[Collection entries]
◆ ◆ ◆
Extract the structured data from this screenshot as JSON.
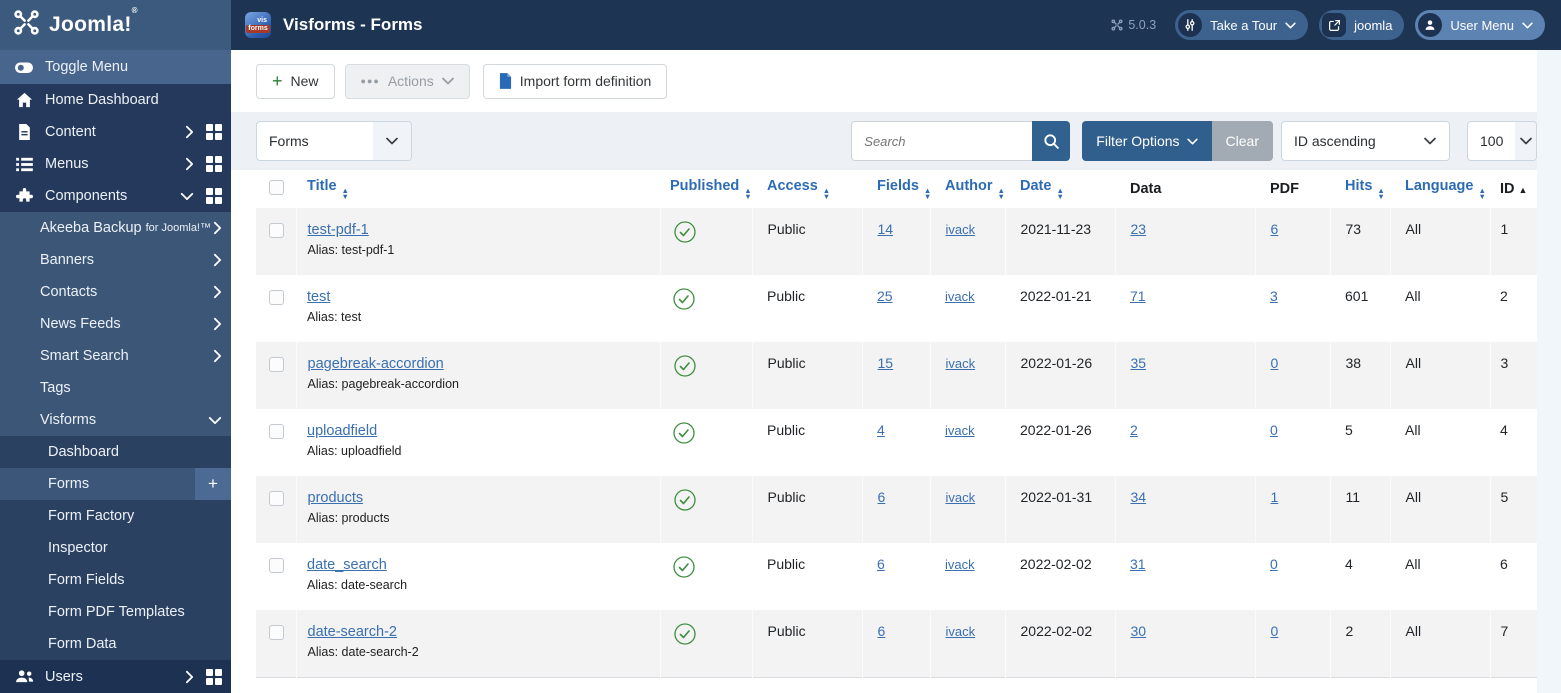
{
  "colors": {
    "topbar_bg": "#1e3453",
    "logo_area_bg": "#3c5a7e",
    "sidebar_bg": "#24395b",
    "submenu_bg": "#3b5677",
    "submenu2_bg": "#2b4162",
    "active_item_bg": "#3b5679",
    "filter_btn_bg": "#315f8d",
    "clear_btn_bg": "#a2aab3",
    "link_blue": "#3a6fb0",
    "header_link_blue": "#2d6cb5",
    "success_green": "#3e8e41",
    "stripe": "#f3f3f3"
  },
  "topbar": {
    "logo": "Joomla!",
    "logo_reg": "®",
    "app_icon_line1": "vis",
    "app_icon_line2": "forms",
    "title": "Visforms - Forms",
    "version": "5.0.3",
    "tour_pill": "Take a Tour",
    "site_pill": "joomla",
    "user_pill": "User Menu"
  },
  "sidebar": {
    "toggle_label": "Toggle Menu",
    "plus_label": "+",
    "items": [
      {
        "label": "Home Dashboard"
      },
      {
        "label": "Content"
      },
      {
        "label": "Menus"
      },
      {
        "label": "Components"
      },
      {
        "label": "Akeeba Backup",
        "suffix": "for Joomla!™"
      },
      {
        "label": "Banners"
      },
      {
        "label": "Contacts"
      },
      {
        "label": "News Feeds"
      },
      {
        "label": "Smart Search"
      },
      {
        "label": "Tags"
      },
      {
        "label": "Visforms"
      },
      {
        "label": "Dashboard"
      },
      {
        "label": "Forms"
      },
      {
        "label": "Form Factory"
      },
      {
        "label": "Inspector"
      },
      {
        "label": "Form Fields"
      },
      {
        "label": "Form PDF Templates"
      },
      {
        "label": "Form Data"
      },
      {
        "label": "Users"
      }
    ]
  },
  "toolbar": {
    "new_label": "New",
    "actions_label": "Actions",
    "import_label": "Import form definition"
  },
  "filters": {
    "category_value": "Forms",
    "search_placeholder": "Search",
    "filter_options_label": "Filter Options",
    "clear_label": "Clear",
    "sort_value": "ID ascending",
    "limit_value": "100"
  },
  "table": {
    "headers": {
      "title": "Title",
      "published": "Published",
      "access": "Access",
      "fields": "Fields",
      "author": "Author",
      "date": "Date",
      "data": "Data",
      "pdf": "PDF",
      "hits": "Hits",
      "language": "Language",
      "id": "ID"
    },
    "rows": [
      {
        "title": "test-pdf-1",
        "alias": "Alias: test-pdf-1",
        "access": "Public",
        "fields": "14",
        "author": "ivack",
        "date": "2021-11-23",
        "data": "23",
        "pdf": "6",
        "hits": "73",
        "language": "All",
        "id": "1"
      },
      {
        "title": "test",
        "alias": "Alias: test",
        "access": "Public",
        "fields": "25",
        "author": "ivack",
        "date": "2022-01-21",
        "data": "71",
        "pdf": "3",
        "hits": "601",
        "language": "All",
        "id": "2"
      },
      {
        "title": "pagebreak-accordion",
        "alias": "Alias: pagebreak-accordion",
        "access": "Public",
        "fields": "15",
        "author": "ivack",
        "date": "2022-01-26",
        "data": "35",
        "pdf": "0",
        "hits": "38",
        "language": "All",
        "id": "3"
      },
      {
        "title": "uploadfield",
        "alias": "Alias: uploadfield",
        "access": "Public",
        "fields": "4",
        "author": "ivack",
        "date": "2022-01-26",
        "data": "2",
        "pdf": "0",
        "hits": "5",
        "language": "All",
        "id": "4"
      },
      {
        "title": "products",
        "alias": "Alias: products",
        "access": "Public",
        "fields": "6",
        "author": "ivack",
        "date": "2022-01-31",
        "data": "34",
        "pdf": "1",
        "hits": "11",
        "language": "All",
        "id": "5"
      },
      {
        "title": "date_search",
        "alias": "Alias: date-search",
        "access": "Public",
        "fields": "6",
        "author": "ivack",
        "date": "2022-02-02",
        "data": "31",
        "pdf": "0",
        "hits": "4",
        "language": "All",
        "id": "6"
      },
      {
        "title": "date-search-2",
        "alias": "Alias: date-search-2",
        "access": "Public",
        "fields": "6",
        "author": "ivack",
        "date": "2022-02-02",
        "data": "30",
        "pdf": "0",
        "hits": "2",
        "language": "All",
        "id": "7"
      }
    ]
  }
}
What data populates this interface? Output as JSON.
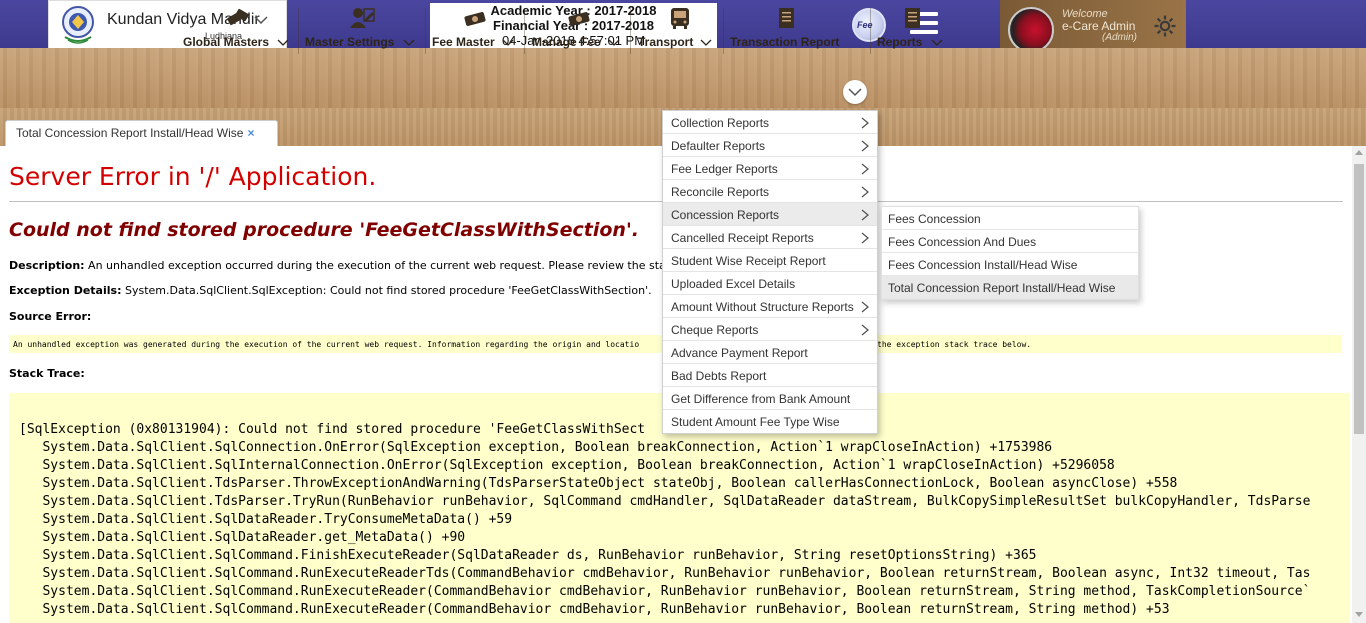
{
  "header": {
    "school_name": "Kundan Vidya Mandir",
    "school_city": "Ludhiana",
    "academic_year": "Academic Year : 2017-2018",
    "financial_year": "Financial Year : 2017-2018",
    "datetime": "04-Jan-2018 4:57:01 PM",
    "fee_logo_text": "Fee",
    "welcome": "Welcome",
    "user_name": "e-Care Admin",
    "user_role": "(Admin)"
  },
  "nav": {
    "items": [
      {
        "label": "Global Masters",
        "icon": "masters-icon"
      },
      {
        "label": "Master Settings",
        "icon": "settings-user-icon"
      },
      {
        "label": "Fee Master",
        "icon": "fee-master-icon"
      },
      {
        "label": "Manage Fee",
        "icon": "manage-fee-icon"
      },
      {
        "label": "Transport",
        "icon": "bus-icon"
      },
      {
        "label": "Transaction Report",
        "icon": "report-icon"
      },
      {
        "label": "Reports",
        "icon": "reports-icon"
      }
    ]
  },
  "tab": {
    "label": "Total Concession Report Install/Head Wise",
    "close": "×"
  },
  "error": {
    "title": "Server Error in '/' Application.",
    "subtitle": "Could not find stored procedure 'FeeGetClassWithSection'.",
    "description_label": "Description:",
    "description_text": " An unhandled exception occurred during the execution of the current web request. Please review the stack trace for",
    "description_tail": " the exception stack trace below.",
    "exception_label": "Exception Details:",
    "exception_text": " System.Data.SqlClient.SqlException: Could not find stored procedure 'FeeGetClassWithSection'.",
    "source_label": "Source Error:",
    "source_text": "An unhandled exception was generated during the execution of the current web request. Information regarding the origin and locatio",
    "source_tail": "the exception stack trace below.",
    "stack_label": "Stack Trace:",
    "stack_lines": [
      "[SqlException (0x80131904): Could not find stored procedure 'FeeGetClassWithSect",
      "   System.Data.SqlClient.SqlConnection.OnError(SqlException exception, Boolean breakConnection, Action`1 wrapCloseInAction) +1753986",
      "   System.Data.SqlClient.SqlInternalConnection.OnError(SqlException exception, Boolean breakConnection, Action`1 wrapCloseInAction) +5296058",
      "   System.Data.SqlClient.TdsParser.ThrowExceptionAndWarning(TdsParserStateObject stateObj, Boolean callerHasConnectionLock, Boolean asyncClose) +558",
      "   System.Data.SqlClient.TdsParser.TryRun(RunBehavior runBehavior, SqlCommand cmdHandler, SqlDataReader dataStream, BulkCopySimpleResultSet bulkCopyHandler, TdsParse",
      "   System.Data.SqlClient.SqlDataReader.TryConsumeMetaData() +59",
      "   System.Data.SqlClient.SqlDataReader.get_MetaData() +90",
      "   System.Data.SqlClient.SqlCommand.FinishExecuteReader(SqlDataReader ds, RunBehavior runBehavior, String resetOptionsString) +365",
      "   System.Data.SqlClient.SqlCommand.RunExecuteReaderTds(CommandBehavior cmdBehavior, RunBehavior runBehavior, Boolean returnStream, Boolean async, Int32 timeout, Tas",
      "   System.Data.SqlClient.SqlCommand.RunExecuteReader(CommandBehavior cmdBehavior, RunBehavior runBehavior, Boolean returnStream, String method, TaskCompletionSource`",
      "   System.Data.SqlClient.SqlCommand.RunExecuteReader(CommandBehavior cmdBehavior, RunBehavior runBehavior, Boolean returnStream, String method) +53"
    ]
  },
  "menu": {
    "items": [
      {
        "label": "Collection Reports",
        "has_sub": true
      },
      {
        "label": "Defaulter Reports",
        "has_sub": true
      },
      {
        "label": "Fee Ledger Reports",
        "has_sub": true
      },
      {
        "label": "Reconcile Reports",
        "has_sub": true
      },
      {
        "label": "Concession Reports",
        "has_sub": true
      },
      {
        "label": "Cancelled Receipt Reports",
        "has_sub": true
      },
      {
        "label": "Student Wise Receipt Report",
        "has_sub": false
      },
      {
        "label": "Uploaded Excel Details",
        "has_sub": false
      },
      {
        "label": "Amount Without Structure Reports",
        "has_sub": true
      },
      {
        "label": "Cheque Reports",
        "has_sub": true
      },
      {
        "label": "Advance Payment Report",
        "has_sub": false
      },
      {
        "label": "Bad Debts Report",
        "has_sub": false
      },
      {
        "label": "Get Difference from Bank Amount",
        "has_sub": false
      },
      {
        "label": "Student Amount Fee Type Wise",
        "has_sub": false
      }
    ],
    "active_index": 4
  },
  "submenu": {
    "items": [
      {
        "label": "Fees Concession"
      },
      {
        "label": "Fees Concession And Dues"
      },
      {
        "label": "Fees Concession Install/Head Wise"
      },
      {
        "label": "Total Concession Report Install/Head Wise"
      }
    ],
    "active_index": 3
  },
  "colors": {
    "topbar": "#3d3a8e",
    "wood": "#c09a6c",
    "error_red": "#d40000",
    "error_maroon": "#800000",
    "code_bg": "#ffffcc"
  }
}
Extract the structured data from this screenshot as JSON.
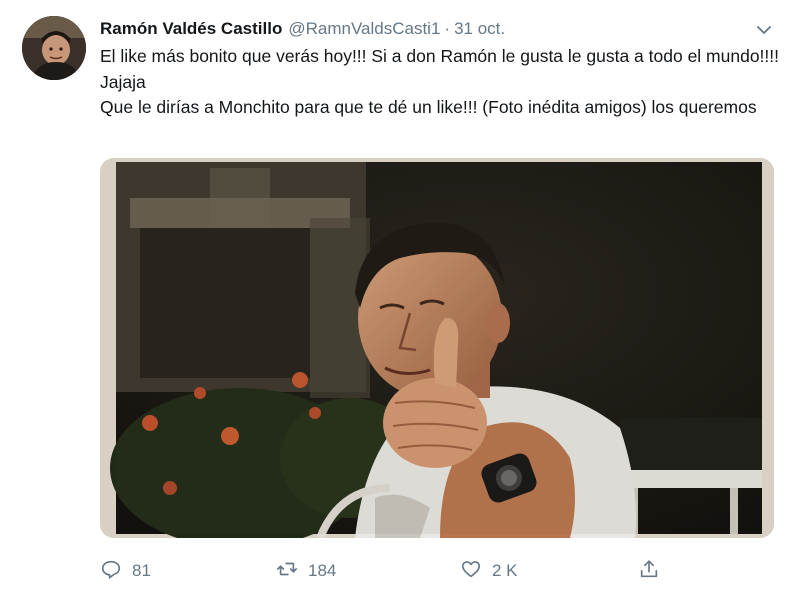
{
  "author": {
    "name": "Ramón Valdés Castillo",
    "handle": "@RamnValdsCasti1",
    "separator": "·",
    "date": "31 oct."
  },
  "tweet_text": {
    "line1": "El like más bonito que verás hoy!!! Si a don Ramón le gusta le gusta a todo el mundo!!!! Jajaja",
    "line2": "Que le dirías a Monchito para que te dé un like!!! (Foto inédita amigos) los queremos"
  },
  "actions": {
    "replies": "81",
    "retweets": "184",
    "likes": "2 K"
  },
  "icons": {
    "more": "chevron-down-icon",
    "reply": "reply-icon",
    "retweet": "retweet-icon",
    "like": "heart-icon",
    "share": "share-icon"
  },
  "colors": {
    "text": "#14171a",
    "muted": "#657786"
  }
}
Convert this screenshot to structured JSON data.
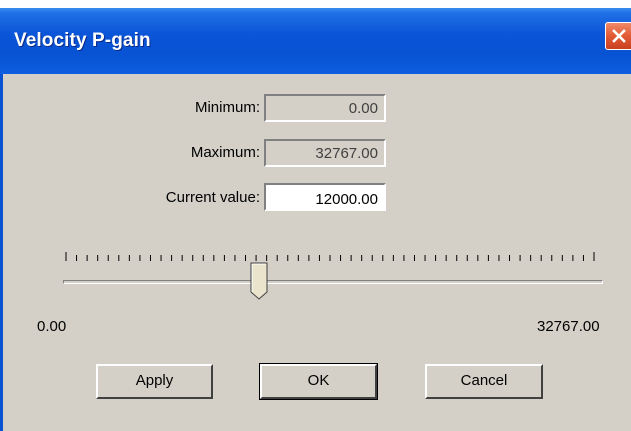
{
  "window": {
    "title": "Velocity P-gain"
  },
  "fields": {
    "minimum_label": "Minimum:",
    "minimum_value": "0.00",
    "maximum_label": "Maximum:",
    "maximum_value": "32767.00",
    "current_label": "Current value:",
    "current_value": "12000.00"
  },
  "slider": {
    "min_label": "0.00",
    "max_label": "32767.00",
    "min": 0,
    "max": 32767,
    "value": 12000,
    "tick_count": 50
  },
  "buttons": {
    "apply": "Apply",
    "ok": "OK",
    "cancel": "Cancel"
  },
  "colors": {
    "titlebar": "#0853d3",
    "close_button": "#e25a34",
    "dialog_face": "#d4d0c8"
  }
}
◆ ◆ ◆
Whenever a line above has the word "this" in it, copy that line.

Extract the structured data from this screenshot as JSON.
What data populates this interface? Output as JSON.
Extract the structured data from this screenshot as JSON.
Convert this screenshot to structured JSON data.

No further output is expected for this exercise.